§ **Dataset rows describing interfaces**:
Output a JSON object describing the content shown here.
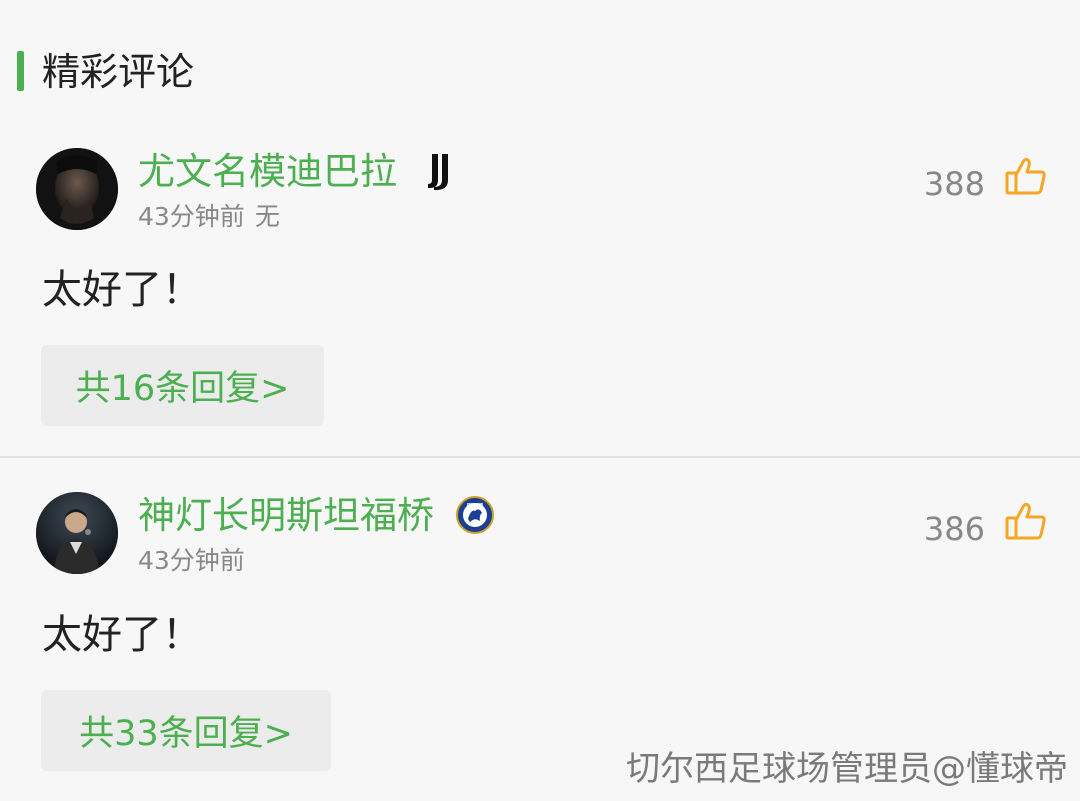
{
  "colors": {
    "accent": "#4caf50",
    "username": "#4caf50",
    "like_icon": "#f5a623"
  },
  "section": {
    "title": "精彩评论"
  },
  "comments": [
    {
      "username": "尤文名模迪巴拉",
      "team_icon": "juventus-logo-icon",
      "time": "43分钟前",
      "extra": "无",
      "likes": "388",
      "text": "太好了！",
      "replies_label": "共16条回复>"
    },
    {
      "username": "神灯长明斯坦福桥",
      "team_icon": "chelsea-logo-icon",
      "time": "43分钟前",
      "extra": "",
      "likes": "386",
      "text": "太好了！",
      "replies_label": "共33条回复>"
    }
  ],
  "watermark": "切尔西足球场管理员@懂球帝"
}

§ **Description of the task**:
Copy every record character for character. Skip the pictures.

§ **Written answer**:
Output a JSON object describing the content shown here.
{
  "colors": {
    "accent": "#4caf50",
    "username": "#4caf50",
    "like_icon": "#f5a623"
  },
  "section": {
    "title": "精彩评论"
  },
  "comments": [
    {
      "username": "尤文名模迪巴拉",
      "team_icon": "juventus-logo-icon",
      "time": "43分钟前",
      "extra": "无",
      "likes": "388",
      "text": "太好了！",
      "replies_label": "共16条回复>"
    },
    {
      "username": "神灯长明斯坦福桥",
      "team_icon": "chelsea-logo-icon",
      "time": "43分钟前",
      "extra": "",
      "likes": "386",
      "text": "太好了！",
      "replies_label": "共33条回复>"
    }
  ],
  "watermark": "切尔西足球场管理员@懂球帝"
}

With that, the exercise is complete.